Required action: The answer should match the entries that follow exactly, except that no image appears in it.

Task input:
━━━━━━━━━━━━━━━━━━━━

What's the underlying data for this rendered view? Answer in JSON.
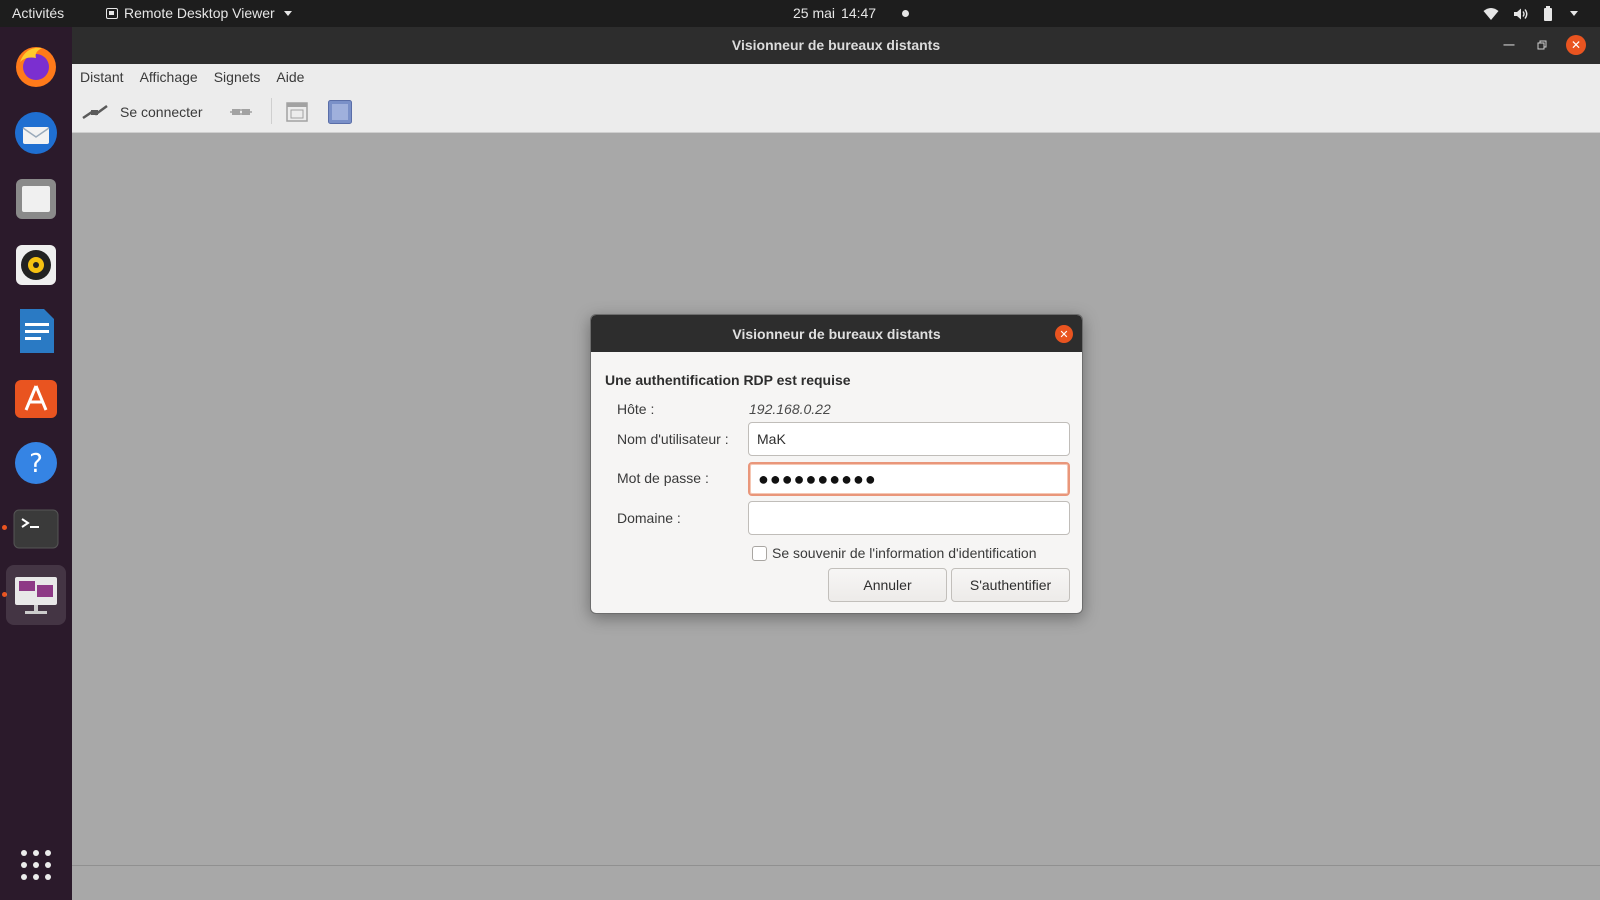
{
  "topbar": {
    "activities": "Activités",
    "app_menu": "Remote Desktop Viewer",
    "date": "25 mai",
    "time": "14:47",
    "tray_icons": [
      "wifi-icon",
      "volume-icon",
      "battery-icon",
      "chevron-down-icon"
    ]
  },
  "dock": {
    "items": [
      "firefox-icon",
      "thunderbird-icon",
      "files-icon",
      "rhythmbox-icon",
      "writer-icon",
      "software-icon",
      "help-icon",
      "terminal-icon",
      "remote-desktop-icon",
      "app-grid-icon"
    ]
  },
  "window": {
    "title": "Visionneur de bureaux distants",
    "menu": [
      "Distant",
      "Affichage",
      "Signets",
      "Aide"
    ],
    "toolbar": {
      "connect_label": "Se connecter"
    }
  },
  "dialog": {
    "title": "Visionneur de bureaux distants",
    "heading": "Une authentification RDP est requise",
    "host_label": "Hôte :",
    "host_value": "192.168.0.22",
    "username_label": "Nom d'utilisateur :",
    "username_value": "MaK",
    "password_label": "Mot de passe :",
    "password_value": "●●●●●●●●●●",
    "domain_label": "Domaine :",
    "domain_value": "",
    "remember_label": "Se souvenir de l'information d'identification",
    "remember_checked": false,
    "cancel_label": "Annuler",
    "auth_label": "S'authentifier"
  },
  "colors": {
    "accent": "#e95420",
    "dock_bg": "#2b1a2b",
    "titlebar_bg": "#2d2d2d",
    "viewport_bg": "#a8a8a8"
  }
}
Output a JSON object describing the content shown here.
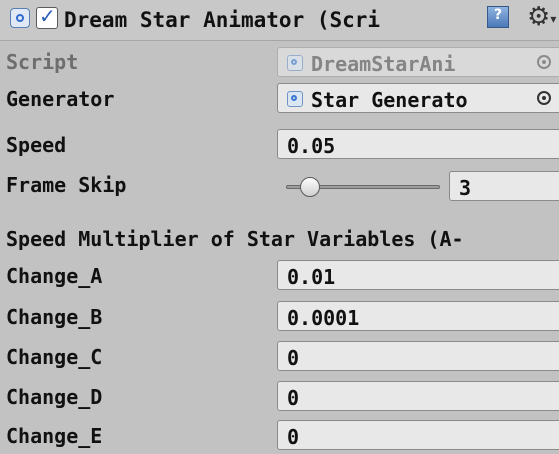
{
  "header": {
    "title": "Dream Star Animator (Scri",
    "enabled": true,
    "component_icon": "script-icon",
    "help_icon": "help-icon",
    "settings_icon": "gear-icon",
    "gear_glyph": "⚙",
    "gear_caret": "▾"
  },
  "fields": {
    "script": {
      "label": "Script",
      "value": "DreamStarAni",
      "icon": "script-file-icon"
    },
    "generator": {
      "label": "Generator",
      "value": "Star Generato",
      "icon": "script-file-icon"
    },
    "speed": {
      "label": "Speed",
      "value": "0.05"
    },
    "frame_skip": {
      "label": "Frame Skip",
      "value": "3",
      "slider_fraction": 0.1
    }
  },
  "section": {
    "title": "Speed Multiplier of Star Variables (A-"
  },
  "changes": [
    {
      "label": "Change_A",
      "value": "0.01"
    },
    {
      "label": "Change_B",
      "value": "0.0001"
    },
    {
      "label": "Change_C",
      "value": "0"
    },
    {
      "label": "Change_D",
      "value": "0"
    },
    {
      "label": "Change_E",
      "value": "0"
    }
  ],
  "colors": {
    "panel_bg": "#c2c2c2",
    "field_bg": "#e8e8e8",
    "accent_blue": "#2f6bd1"
  }
}
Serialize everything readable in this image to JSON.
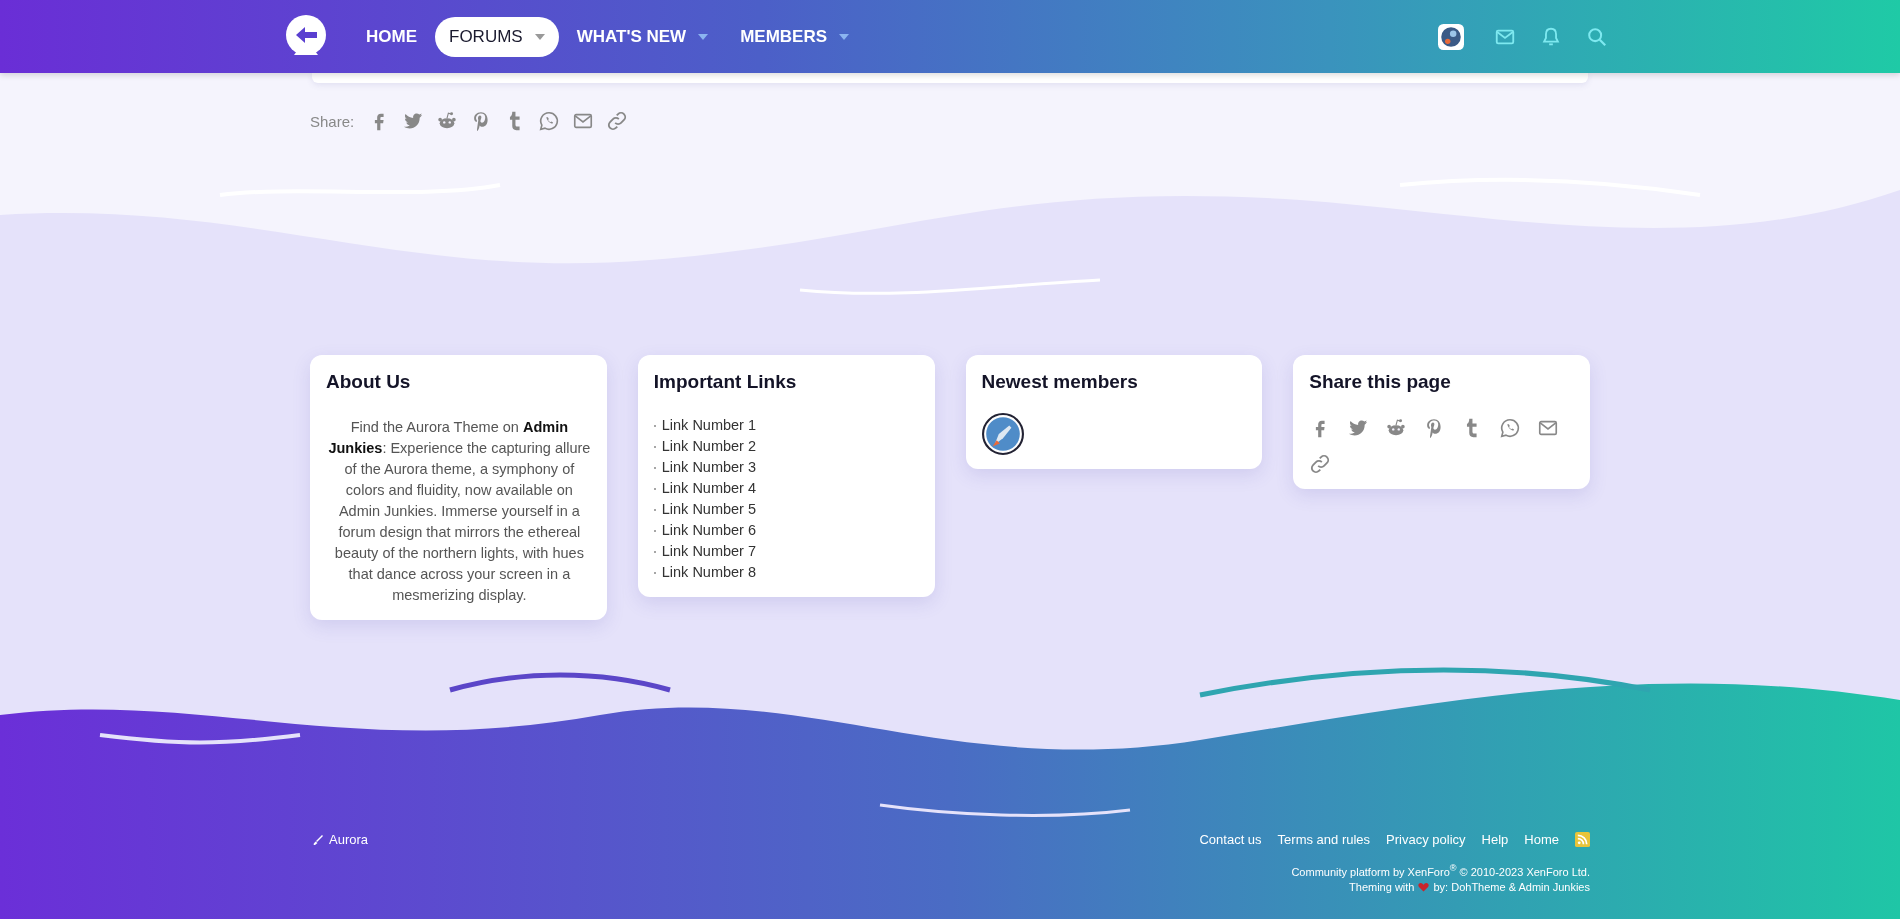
{
  "nav": {
    "items": [
      {
        "label": "HOME",
        "selected": false,
        "dropdown": false
      },
      {
        "label": "FORUMS",
        "selected": true,
        "dropdown": true
      },
      {
        "label": "WHAT'S NEW",
        "selected": false,
        "dropdown": true
      },
      {
        "label": "MEMBERS",
        "selected": false,
        "dropdown": true
      }
    ]
  },
  "share": {
    "label": "Share:"
  },
  "cards": [
    {
      "kind": "text",
      "title": "About Us",
      "text": "Find the Aurora Theme on **Admin Junkies**: Experience the capturing allure of the Aurora theme, a symphony of colors and fluidity, now available on Admin Junkies. Immerse yourself in a forum design that mirrors the ethereal beauty of the northern lights, with hues that dance across your screen in a mesmerizing display."
    },
    {
      "kind": "links",
      "title": "Important Links",
      "links": [
        "Link Number 1",
        "Link Number 2",
        "Link Number 3",
        "Link Number 4",
        "Link Number 5",
        "Link Number 6",
        "Link Number 7",
        "Link Number 8"
      ]
    },
    {
      "kind": "members",
      "title": "Newest members"
    },
    {
      "kind": "share",
      "title": "Share this page"
    }
  ],
  "footer": {
    "style_name": "Aurora",
    "links": [
      "Contact us",
      "Terms and rules",
      "Privacy policy",
      "Help",
      "Home"
    ],
    "copyright": "Community platform by XenForo$^{®}$ © 2010-2023 XenForo Ltd.",
    "theming_prefix": "Theming with",
    "theming_suffix": "by: DohTheme & Admin Junkies"
  }
}
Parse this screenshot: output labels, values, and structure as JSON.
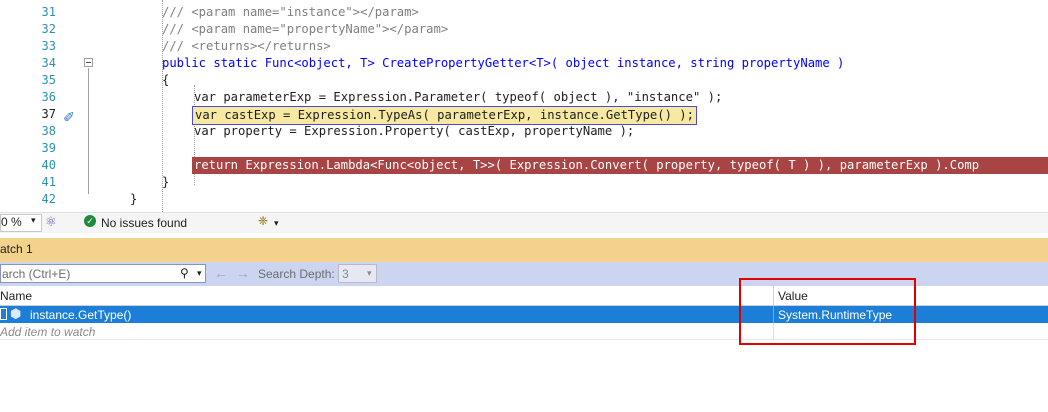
{
  "editor": {
    "lines": [
      {
        "num": "31",
        "text": "/// <param name=\"instance\"></param>"
      },
      {
        "num": "32",
        "text": "/// <param name=\"propertyName\"></param>"
      },
      {
        "num": "33",
        "text": "/// <returns></returns>"
      },
      {
        "num": "34",
        "text": "public static Func<object, T> CreatePropertyGetter<T>( object instance, string propertyName )"
      },
      {
        "num": "35",
        "text": "{"
      },
      {
        "num": "36",
        "text": "var parameterExp = Expression.Parameter( typeof( object ), \"instance\" );"
      },
      {
        "num": "37",
        "text": "var castExp = Expression.TypeAs( parameterExp, instance.GetType() );"
      },
      {
        "num": "38",
        "text": "var property = Expression.Property( castExp, propertyName );"
      },
      {
        "num": "39",
        "text": ""
      },
      {
        "num": "40",
        "text": "return Expression.Lambda<Func<object, T>>( Expression.Convert( property, typeof( T ) ), parameterExp ).Comp"
      },
      {
        "num": "41",
        "text": "}"
      },
      {
        "num": "42",
        "text": "}"
      }
    ]
  },
  "status": {
    "zoom": "0 %",
    "issues": "No issues found"
  },
  "watch": {
    "title": "atch 1",
    "search_placeholder": "arch (Ctrl+E)",
    "search_depth_label": "Search Depth:",
    "search_depth_value": "3",
    "col_name": "Name",
    "col_value": "Value",
    "rows": [
      {
        "name": "instance.GetType()",
        "value": "System.RuntimeType"
      }
    ],
    "add_item": "Add item to watch"
  },
  "colors": {
    "accent": "#1c7ed6",
    "current_line": "#f7e9a1",
    "breakpoint_line": "#a84444",
    "highlight_box": "#e00000"
  }
}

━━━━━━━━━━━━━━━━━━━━

Problem solution:
What's the underlying data for this rendered view? Answer in JSON.
{
  "topbar": {
    "activities": "Activités",
    "app_menu": "Remote Desktop Viewer",
    "date": "25 mai",
    "time": "14:47",
    "tray_icons": [
      "wifi-icon",
      "volume-icon",
      "battery-icon",
      "chevron-down-icon"
    ]
  },
  "dock": {
    "items": [
      "firefox-icon",
      "thunderbird-icon",
      "files-icon",
      "rhythmbox-icon",
      "writer-icon",
      "software-icon",
      "help-icon",
      "terminal-icon",
      "remote-desktop-icon",
      "app-grid-icon"
    ]
  },
  "window": {
    "title": "Visionneur de bureaux distants",
    "menu": [
      "Distant",
      "Affichage",
      "Signets",
      "Aide"
    ],
    "toolbar": {
      "connect_label": "Se connecter"
    }
  },
  "dialog": {
    "title": "Visionneur de bureaux distants",
    "heading": "Une authentification RDP est requise",
    "host_label": "Hôte :",
    "host_value": "192.168.0.22",
    "username_label": "Nom d'utilisateur :",
    "username_value": "MaK",
    "password_label": "Mot de passe :",
    "password_value": "●●●●●●●●●●",
    "domain_label": "Domaine :",
    "domain_value": "",
    "remember_label": "Se souvenir de l'information d'identification",
    "remember_checked": false,
    "cancel_label": "Annuler",
    "auth_label": "S'authentifier"
  },
  "colors": {
    "accent": "#e95420",
    "dock_bg": "#2b1a2b",
    "titlebar_bg": "#2d2d2d",
    "viewport_bg": "#a8a8a8"
  }
}
Output a JSON object describing the content shown here.
{
  "header": {
    "title": "Dream Star Animator (Scri",
    "enabled": true,
    "component_icon": "script-icon",
    "help_icon": "help-icon",
    "settings_icon": "gear-icon",
    "gear_glyph": "⚙",
    "gear_caret": "▾"
  },
  "fields": {
    "script": {
      "label": "Script",
      "value": "DreamStarAni",
      "icon": "script-file-icon"
    },
    "generator": {
      "label": "Generator",
      "value": "Star Generato",
      "icon": "script-file-icon"
    },
    "speed": {
      "label": "Speed",
      "value": "0.05"
    },
    "frame_skip": {
      "label": "Frame Skip",
      "value": "3",
      "slider_fraction": 0.1
    }
  },
  "section": {
    "title": "Speed Multiplier of Star Variables (A-"
  },
  "changes": [
    {
      "label": "Change_A",
      "value": "0.01"
    },
    {
      "label": "Change_B",
      "value": "0.0001"
    },
    {
      "label": "Change_C",
      "value": "0"
    },
    {
      "label": "Change_D",
      "value": "0"
    },
    {
      "label": "Change_E",
      "value": "0"
    }
  ],
  "colors": {
    "panel_bg": "#c2c2c2",
    "field_bg": "#e8e8e8",
    "accent_blue": "#2f6bd1"
  }
}
Serialize everything readable in this image to JSON.
{
  "nav": {
    "items": [
      {
        "label": "HOME",
        "selected": false,
        "dropdown": false
      },
      {
        "label": "FORUMS",
        "selected": true,
        "dropdown": true
      },
      {
        "label": "WHAT'S NEW",
        "selected": false,
        "dropdown": true
      },
      {
        "label": "MEMBERS",
        "selected": false,
        "dropdown": true
      }
    ]
  },
  "share": {
    "label": "Share:"
  },
  "cards": [
    {
      "kind": "text",
      "title": "About Us",
      "text": "Find the Aurora Theme on **Admin Junkies**: Experience the capturing allure of the Aurora theme, a symphony of colors and fluidity, now available on Admin Junkies. Immerse yourself in a forum design that mirrors the ethereal beauty of the northern lights, with hues that dance across your screen in a mesmerizing display."
    },
    {
      "kind": "links",
      "title": "Important Links",
      "links": [
        "Link Number 1",
        "Link Number 2",
        "Link Number 3",
        "Link Number 4",
        "Link Number 5",
        "Link Number 6",
        "Link Number 7",
        "Link Number 8"
      ]
    },
    {
      "kind": "members",
      "title": "Newest members"
    },
    {
      "kind": "share",
      "title": "Share this page"
    }
  ],
  "footer": {
    "style_name": "Aurora",
    "links": [
      "Contact us",
      "Terms and rules",
      "Privacy policy",
      "Help",
      "Home"
    ],
    "copyright": "Community platform by XenForo$^{®}$ © 2010-2023 XenForo Ltd.",
    "theming_prefix": "Theming with",
    "theming_suffix": "by: DohTheme & Admin Junkies"
  }
}
Parse this screenshot: output labels, values, and structure as JSON.
{
  "editor": {
    "lines": [
      {
        "num": "31",
        "text": "/// <param name=\"instance\"></param>"
      },
      {
        "num": "32",
        "text": "/// <param name=\"propertyName\"></param>"
      },
      {
        "num": "33",
        "text": "/// <returns></returns>"
      },
      {
        "num": "34",
        "text": "public static Func<object, T> CreatePropertyGetter<T>( object instance, string propertyName )"
      },
      {
        "num": "35",
        "text": "{"
      },
      {
        "num": "36",
        "text": "var parameterExp = Expression.Parameter( typeof( object ), \"instance\" );"
      },
      {
        "num": "37",
        "text": "var castExp = Expression.TypeAs( parameterExp, instance.GetType() );"
      },
      {
        "num": "38",
        "text": "var property = Expression.Property( castExp, propertyName );"
      },
      {
        "num": "39",
        "text": ""
      },
      {
        "num": "40",
        "text": "return Expression.Lambda<Func<object, T>>( Expression.Convert( property, typeof( T ) ), parameterExp ).Comp"
      },
      {
        "num": "41",
        "text": "}"
      },
      {
        "num": "42",
        "text": "}"
      }
    ]
  },
  "status": {
    "zoom": "0 %",
    "issues": "No issues found"
  },
  "watch": {
    "title": "atch 1",
    "search_placeholder": "arch (Ctrl+E)",
    "search_depth_label": "Search Depth:",
    "search_depth_value": "3",
    "col_name": "Name",
    "col_value": "Value",
    "rows": [
      {
        "name": "instance.GetType()",
        "value": "System.RuntimeType"
      }
    ],
    "add_item": "Add item to watch"
  },
  "colors": {
    "accent": "#1c7ed6",
    "current_line": "#f7e9a1",
    "breakpoint_line": "#a84444",
    "highlight_box": "#e00000"
  }
}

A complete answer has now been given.